China is already Cambodia’s primary source of ODA, which is a cause for concern for some analysts. They think the current trade war waged by the United States against China may impact countries that depend heavily on Chinese investment.
China may continue to have the potential to significantly change how Cambodia approaches its SDG targets, but Cambodia will have to meet the conditions set by Beijing.
One way to diversify the sources of funding will be to rely on public-private partnerships. This may become Cambodia’s main strategy to access resources for necessary infrastructure development.
The government has already approved a policy on public-private partnerships that seeks to facilitate such agreements.
The country’s progress under the SDG programme is so far seen as moderate, with experts calling for more action in issues like nutrition, sanitation and addressing domestic violence.
These are the necessary areas the country has to address in order to reach its SDGs, a recently released Unicef report stated.
According to the report, Cambodia is ranked 86th out of 146 countries. The report also estimated that about 2.2 million Cambodian children live in poverty.
The report said that infant poverty in the Kingdom (38.4 percent) is slightly higher than the worldwide average of 37 percent.
While the country is “on track” when it comes to the reduction of child mortality rates and HIV infections among the younger generations, it is still behind in areas like health standards and girls’ rights.
The “Asean-China-UNDP Symposium on Localising the SDGs and Realising Poverty Eradication”, which will be held in Siem Reap on August 20-21, will provide an opportunity to directly engage with and understand the challenges faced by local communities.
It will also analyse what that means for localising and achieving the SDGs.
There will be parallel group discussions held in a local community, with the following themes: gender mainstreaming, disaster risk reduction and sustainable livelihood for local farmers and entrepreneurs.
A workshop on capacity building for the local workforce and officers, and the launch of an UNDP report on SDGs will also be among the highlights of the event.
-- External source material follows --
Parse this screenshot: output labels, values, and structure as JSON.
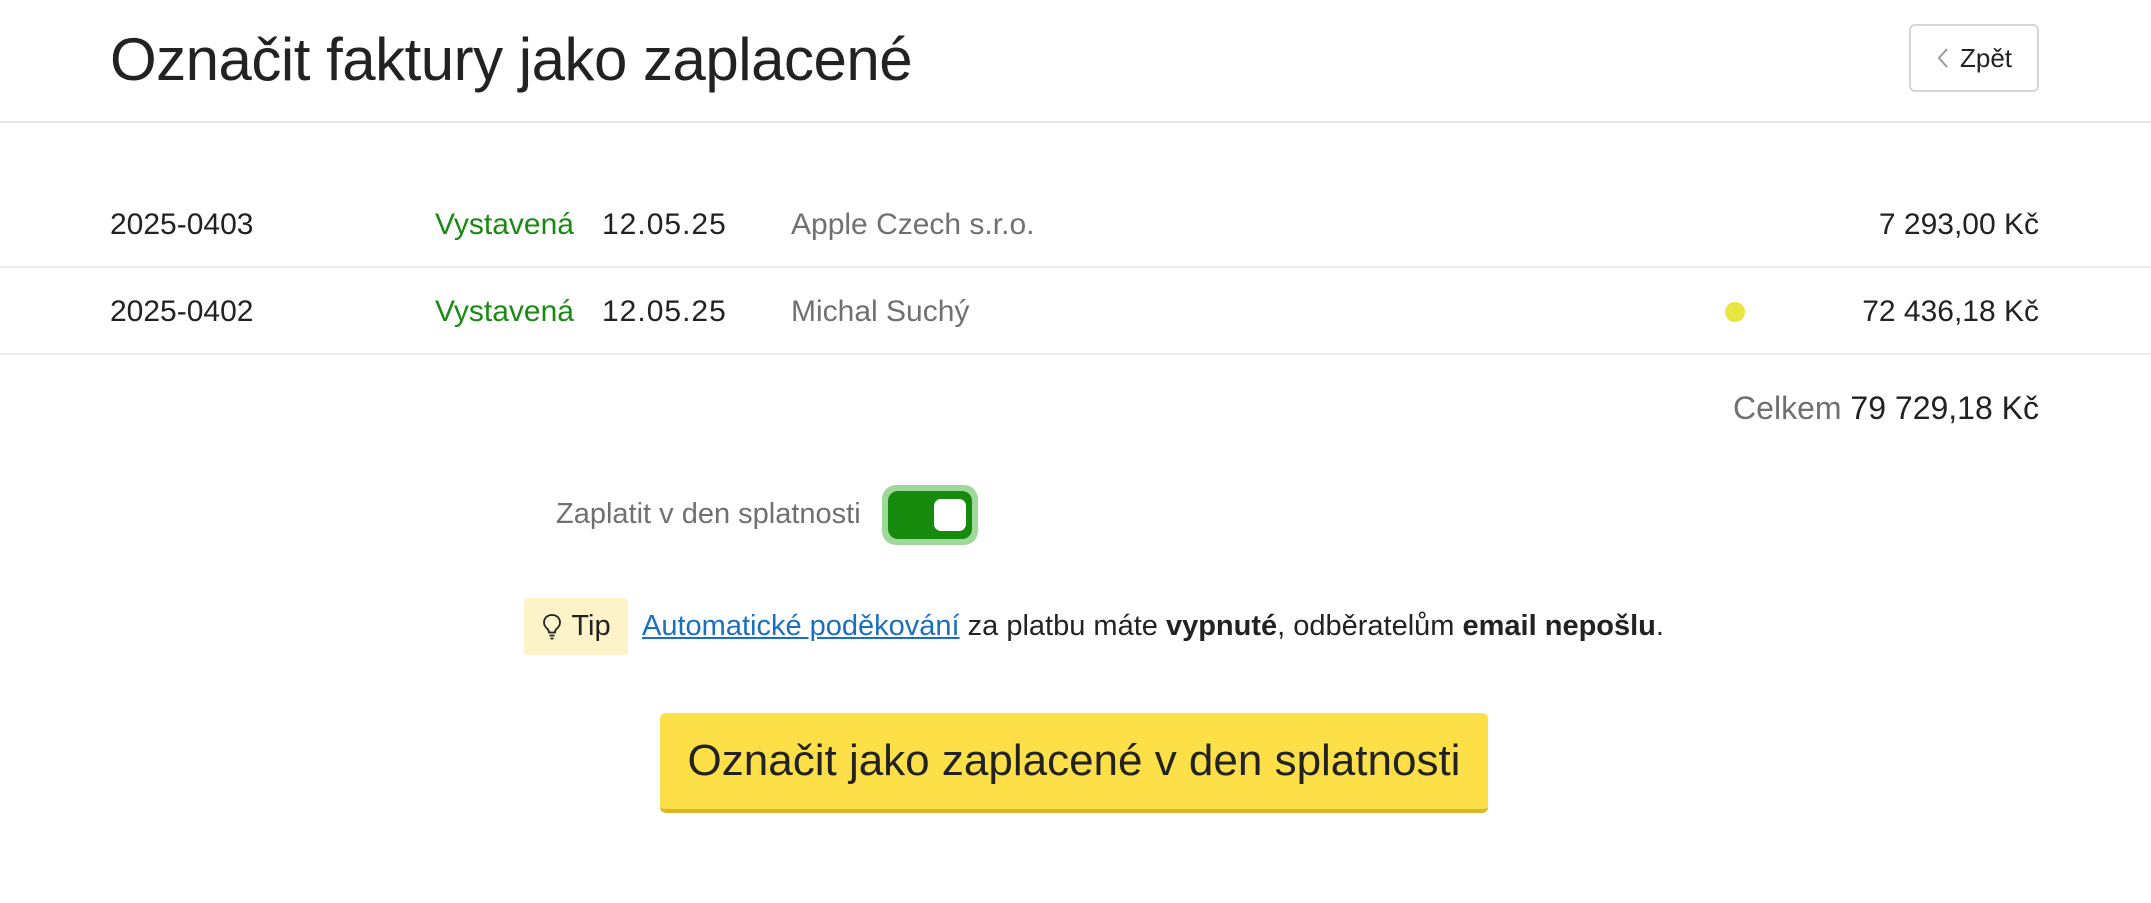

There will also be an introductory session that will highlight the importance of localising the SDGs as a means to eradicating poverty in Asean and the need to innovate, use system-thinking, build multi-stakeholder partnerships and encourage innovative financing.
There will be several roundtable discussions on the many issues facing the implementation of the SDGs in Cambodia and in Asean.